The quality of undergraduate education at Canada’s universities is eroding, even as the price of earning a degree rises steadily, leaving students more anxious about their prospects after graduating.
University leaders in all corners of the country are acknowledging that 15 years spent expanding enrolments and campuses while focusing on high-level research has left them unable to give many undergraduates the experience they expect.
The collective acceptance has renewed universities’ determination to revitalize the way undergraduates learn at institutions large and small.
“I do think this is a remarkable moment – a high degree of consensus among Canada’s universities about the need to focus on best practices in undergraduate experience,” said Paul Davidson, president of the Association of Universities and Colleges of Canada.
“Universities can be quite competitive with one another, and what we’ve tried to do is spark a discussion and get people thinking about what more they could be doing,” Mr. Davidson said.
The movement coalesced at a workshop in the spring organized by the AUCC at which Mount Allison University president Robert Campbell declared that he and his colleagues know “that this experience can and should be better.”
A report released on Wednesday by the AUCC highlights the concerns from the workshop, which attracted dozens of other university presidents, vice-presidents and provosts. It summarizes options for improvement, including eight case studies on progressive approaches to undergraduate teaching already in use.
“If there is a sort of crisis in higher education,” said McMaster University president Patrick Deane, it is rooted in the diminishing capacity of universities to provide two things: meaningful contact with accessible professors, and varied types of learning such as co-operative and field opportunities, problem-based assignments, and chances to do undergraduate research or self-assigned study.
Over the past two decades, tuition fees have risen by two and a half times just to keep pace with costs. Schools have boosted enrolment faster than they hired new faculty, and the ratio of students to professors has swelled to 23-1 from 17-1, intensifying competition for jobs that require a bachelor’s degree.
“If we stick with the old ways of doing things as resources decline, we’ll be caught in a kind of an elegiac downward spiral, lamenting what’s lost,” Dr. Deane said.
In 2009, McMaster launched Honours Integrated Science – iSci for short – a program stream that combines six disciplines in one degree. Students spend less time in lectures and more in research-focused modules, teaching seminars, field trips, labs and scientific literacy sessions. The program was the drawing card for Julianne Bagg, now in her third year.
“From the beginning, it opens your eyes to how connected everything actually is [across scientific disciplines]” Ms. Bagg said. “I have friends who aren’t in iSci, and comparing the way they interact with professors and the way we are able to interact with ours, it’s amazing.”
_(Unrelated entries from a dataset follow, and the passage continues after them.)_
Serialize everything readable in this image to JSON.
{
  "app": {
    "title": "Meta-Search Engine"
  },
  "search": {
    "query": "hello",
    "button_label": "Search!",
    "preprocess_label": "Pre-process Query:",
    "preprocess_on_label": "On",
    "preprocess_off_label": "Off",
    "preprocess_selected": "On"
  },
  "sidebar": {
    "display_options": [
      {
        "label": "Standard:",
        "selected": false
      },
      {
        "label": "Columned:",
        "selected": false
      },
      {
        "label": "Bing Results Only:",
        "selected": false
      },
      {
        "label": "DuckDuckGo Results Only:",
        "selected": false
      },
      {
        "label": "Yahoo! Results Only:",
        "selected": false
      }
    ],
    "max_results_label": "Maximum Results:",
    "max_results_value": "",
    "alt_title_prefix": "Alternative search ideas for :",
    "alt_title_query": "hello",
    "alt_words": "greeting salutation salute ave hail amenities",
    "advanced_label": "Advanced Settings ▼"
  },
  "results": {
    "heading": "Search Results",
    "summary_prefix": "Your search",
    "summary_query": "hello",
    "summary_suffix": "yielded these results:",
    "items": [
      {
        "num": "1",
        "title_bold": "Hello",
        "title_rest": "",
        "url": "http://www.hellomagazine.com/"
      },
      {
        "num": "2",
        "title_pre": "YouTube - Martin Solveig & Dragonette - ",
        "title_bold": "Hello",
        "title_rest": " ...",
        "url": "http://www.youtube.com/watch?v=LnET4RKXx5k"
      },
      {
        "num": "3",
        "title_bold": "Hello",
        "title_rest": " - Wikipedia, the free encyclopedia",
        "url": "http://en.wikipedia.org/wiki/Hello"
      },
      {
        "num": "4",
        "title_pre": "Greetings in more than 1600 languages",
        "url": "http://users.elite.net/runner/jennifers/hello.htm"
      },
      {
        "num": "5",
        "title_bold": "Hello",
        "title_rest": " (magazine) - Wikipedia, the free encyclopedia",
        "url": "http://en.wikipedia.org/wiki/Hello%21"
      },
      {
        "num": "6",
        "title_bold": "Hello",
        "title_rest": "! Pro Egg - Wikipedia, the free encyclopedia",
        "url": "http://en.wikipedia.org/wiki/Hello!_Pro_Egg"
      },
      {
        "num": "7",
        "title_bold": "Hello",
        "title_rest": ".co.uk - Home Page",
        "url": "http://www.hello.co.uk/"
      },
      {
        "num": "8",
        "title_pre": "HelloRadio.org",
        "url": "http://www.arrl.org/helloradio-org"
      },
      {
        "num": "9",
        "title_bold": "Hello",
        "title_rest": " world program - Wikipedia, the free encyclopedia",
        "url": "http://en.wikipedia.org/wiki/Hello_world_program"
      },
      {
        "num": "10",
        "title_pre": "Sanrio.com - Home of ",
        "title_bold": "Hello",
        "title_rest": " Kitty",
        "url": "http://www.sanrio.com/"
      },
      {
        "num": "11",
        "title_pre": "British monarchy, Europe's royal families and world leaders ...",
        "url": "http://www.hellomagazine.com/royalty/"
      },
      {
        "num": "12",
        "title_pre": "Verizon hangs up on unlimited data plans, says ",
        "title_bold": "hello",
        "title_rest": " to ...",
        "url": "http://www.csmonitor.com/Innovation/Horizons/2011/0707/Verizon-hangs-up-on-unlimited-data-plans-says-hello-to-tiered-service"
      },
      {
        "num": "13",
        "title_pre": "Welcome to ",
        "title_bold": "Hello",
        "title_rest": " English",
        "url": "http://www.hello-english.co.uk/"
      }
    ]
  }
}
For a decade, Simon Fraser University has offered the Undergraduate Semester in Dialogue, a stream for upper-year students that is not attached to a department, has no lectures, and assigns no grades until the end of term. Students tackle one theme through frequent discussions, group and independent projects, and writing assignments intended to lead them to “catalytic moments,” program creator Mark Winston said.
Such initiatives often require small-group settings, which are costly to run, especially for larger universities. But as governments have turned their attention from higher education’s accessibility to its quality, many schools may soon offer more of what Mr. Davidson calls “blended learning,” a mix of experiences across small, large and even online classes.
“The [current]system of higher education that we have to offer them, though still strong, is somewhat in danger of not really answering students’ needs,” Dr. Deane said.